As chief executive of Pancreatic Cancer UK, I am deeply concerned that so many patients  are missing out on this medication – called Pancreatic Enzyme Replacement Therapy (PERT) – which is just as vital for people with pancreatic cancer as insulin is for those with diabetes.

The main cause is a lack of awareness among health professionals, who do a wonderful job caring for people, but don’t specialise in the disease or treat pancreatic cancer patients as frequently as those with other more common types of cancer.

PERT enables patients to digest food, helping them to tolerate treatment and to manage debilitating symptoms from the cancer – including pain, diarrhoea and extreme weight loss.

A simple prescription could give so many people with incurable pancreatic cancer more – and better quality – time with their loved ones.

We need action across the NHS to raise awareness of PERT tablets and ensure everyone who needs them is prescribed them.
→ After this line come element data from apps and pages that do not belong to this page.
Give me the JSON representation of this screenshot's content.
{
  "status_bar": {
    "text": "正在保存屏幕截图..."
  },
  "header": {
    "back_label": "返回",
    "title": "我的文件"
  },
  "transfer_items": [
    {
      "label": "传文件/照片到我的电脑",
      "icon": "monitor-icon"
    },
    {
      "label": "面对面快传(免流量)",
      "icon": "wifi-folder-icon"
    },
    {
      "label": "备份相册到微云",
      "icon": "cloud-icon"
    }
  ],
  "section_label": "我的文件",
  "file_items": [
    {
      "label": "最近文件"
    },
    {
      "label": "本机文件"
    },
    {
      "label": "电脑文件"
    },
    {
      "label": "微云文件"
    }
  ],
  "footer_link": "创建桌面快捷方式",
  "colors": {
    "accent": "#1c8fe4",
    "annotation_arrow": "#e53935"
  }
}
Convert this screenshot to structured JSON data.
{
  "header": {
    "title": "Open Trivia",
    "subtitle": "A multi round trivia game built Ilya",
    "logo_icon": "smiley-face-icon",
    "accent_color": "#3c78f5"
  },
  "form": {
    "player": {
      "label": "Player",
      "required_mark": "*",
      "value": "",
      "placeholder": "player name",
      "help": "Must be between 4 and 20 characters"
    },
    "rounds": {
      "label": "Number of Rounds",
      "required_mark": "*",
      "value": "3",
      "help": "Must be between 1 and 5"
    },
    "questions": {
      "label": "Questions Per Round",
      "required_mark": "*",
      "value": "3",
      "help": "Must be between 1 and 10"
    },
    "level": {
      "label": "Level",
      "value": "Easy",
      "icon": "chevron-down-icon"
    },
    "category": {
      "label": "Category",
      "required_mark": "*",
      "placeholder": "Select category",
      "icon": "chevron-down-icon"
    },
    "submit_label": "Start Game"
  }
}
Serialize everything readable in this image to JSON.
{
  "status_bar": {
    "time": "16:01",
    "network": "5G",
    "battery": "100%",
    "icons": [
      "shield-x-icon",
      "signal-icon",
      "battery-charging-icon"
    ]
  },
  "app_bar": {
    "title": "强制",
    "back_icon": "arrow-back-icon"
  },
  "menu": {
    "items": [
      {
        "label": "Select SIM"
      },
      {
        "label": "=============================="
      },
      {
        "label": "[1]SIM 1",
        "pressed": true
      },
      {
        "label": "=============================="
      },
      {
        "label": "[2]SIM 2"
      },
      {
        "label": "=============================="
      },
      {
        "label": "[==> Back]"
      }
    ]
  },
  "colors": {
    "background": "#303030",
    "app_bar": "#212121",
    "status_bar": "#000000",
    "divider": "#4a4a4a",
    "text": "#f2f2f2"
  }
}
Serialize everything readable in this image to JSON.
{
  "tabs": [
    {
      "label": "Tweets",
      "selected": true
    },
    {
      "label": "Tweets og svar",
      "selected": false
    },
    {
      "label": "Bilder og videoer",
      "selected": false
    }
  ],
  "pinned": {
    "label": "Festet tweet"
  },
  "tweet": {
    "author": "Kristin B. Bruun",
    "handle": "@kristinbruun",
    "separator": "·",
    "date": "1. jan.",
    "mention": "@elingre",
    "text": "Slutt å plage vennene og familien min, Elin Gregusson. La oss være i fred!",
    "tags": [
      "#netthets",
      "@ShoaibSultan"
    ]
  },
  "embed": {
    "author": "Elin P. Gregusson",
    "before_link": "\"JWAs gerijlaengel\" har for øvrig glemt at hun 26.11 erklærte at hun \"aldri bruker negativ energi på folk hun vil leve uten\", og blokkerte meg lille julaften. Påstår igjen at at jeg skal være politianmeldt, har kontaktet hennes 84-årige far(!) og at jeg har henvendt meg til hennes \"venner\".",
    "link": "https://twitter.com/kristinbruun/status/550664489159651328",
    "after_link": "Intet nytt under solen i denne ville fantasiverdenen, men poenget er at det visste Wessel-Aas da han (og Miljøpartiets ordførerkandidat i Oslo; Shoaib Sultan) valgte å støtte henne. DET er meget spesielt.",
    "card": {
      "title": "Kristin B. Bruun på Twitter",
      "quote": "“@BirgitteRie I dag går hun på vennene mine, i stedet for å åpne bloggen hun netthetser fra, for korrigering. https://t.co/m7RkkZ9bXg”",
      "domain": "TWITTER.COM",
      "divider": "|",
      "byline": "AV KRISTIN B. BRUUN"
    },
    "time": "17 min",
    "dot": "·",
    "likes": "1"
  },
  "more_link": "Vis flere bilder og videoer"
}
Nobody should have to watch someone they love waste away from pancreatic cancer.

Over 26,000 people have already joined our Transform Lives: Prescribe campaign, urging the NHS to implement targets to make sure PERT tablets are prescribed routinely.

Your readers can show their support for the campaign and help stop people with pancreatic cancer from starving at transformlives.pancreaticcancer.org.uk/

Diana Jupp, chief executive, Pancreatic Cancer UK.

Lymphoma Action Covid-19 vaccines webinar

As the Covid-19 vaccination programme continues, many people with blood cancer have received both of their vaccine doses.

However, news about the immune response to the vaccine by people with blood cancer has caused some concerns, and raised various questions.

The changes to the restrictions and guidelines for the country has also had an impact, and some people still feel a level of concern about their situation.

Readers may be interested in our upcoming, free webinar Covid-19 vaccines: your questions answered.

Taking place at 3.30pm on August 11, we will be joined by a panel of three UK lymphoma experts who will discuss how Covid-19 vaccines work, the response to the vaccine by people with lymphoma and the ongoing research into this area, and the concerns raised by people with lymphoma in the current environment.

Upon registration, there will be the opportunity to submit a question to our panel in advance of the session.

For further details, or to book a place, readers can visit www.lymphoma-action.org.uk/events/covid-19-vaccines-webinar-your-questions-answered

Lymphoma Action.

Save water in warm weather

Scottish Water is reminding residents and visitors to use water efficiently in warm weather.

Demand across the country was so high in recent weeks that Scottish Water had to provide 100 million litres of extra water per day, compared with normal levels at this time of year.

As temperatures soared in much of the country, this increased to more than 200 million litres extra per day over the weekend.

Scottish Water has tankered extra water into some parts of the country to maintain supplies, including Tighnabruaich and Portavadie.

Water levels in reservoirs are at 74 per cent. This is a fall from 90 per cent in late May.

Current levels are below average for this time of year but the main issue is demand for water from customers, which has increased considerably during the warm weather.

When garden water use increases dramatically, for things like sprinklers and paddling pools, that places considerable strain across our infrastructure to move the water as quickly as customers need it.

If people across the country – residents and visitors – can take some simple steps to reduce their water use, they can make a big contribution towards our efforts to maintain normal supplies for everyone and there will be fewer tankers on the roads.

People can help protect water supplies by:

  • using a watering can instead of a garden hose
  • not using jet washers, which use an average of 36 litres of water
  • not using paddling pools, which use an average of 400 litres of water, but if pools are used, try quarter filling them and using the water for your garden afterwards
  • turning the tap off when brushing teeth
  • using washing machines and dishwashers only when fully loaded

More information on saving water is available at www.scottishwater.co.uk/savewater

Kes Juskowiak, water operations general manager, Scottish Water.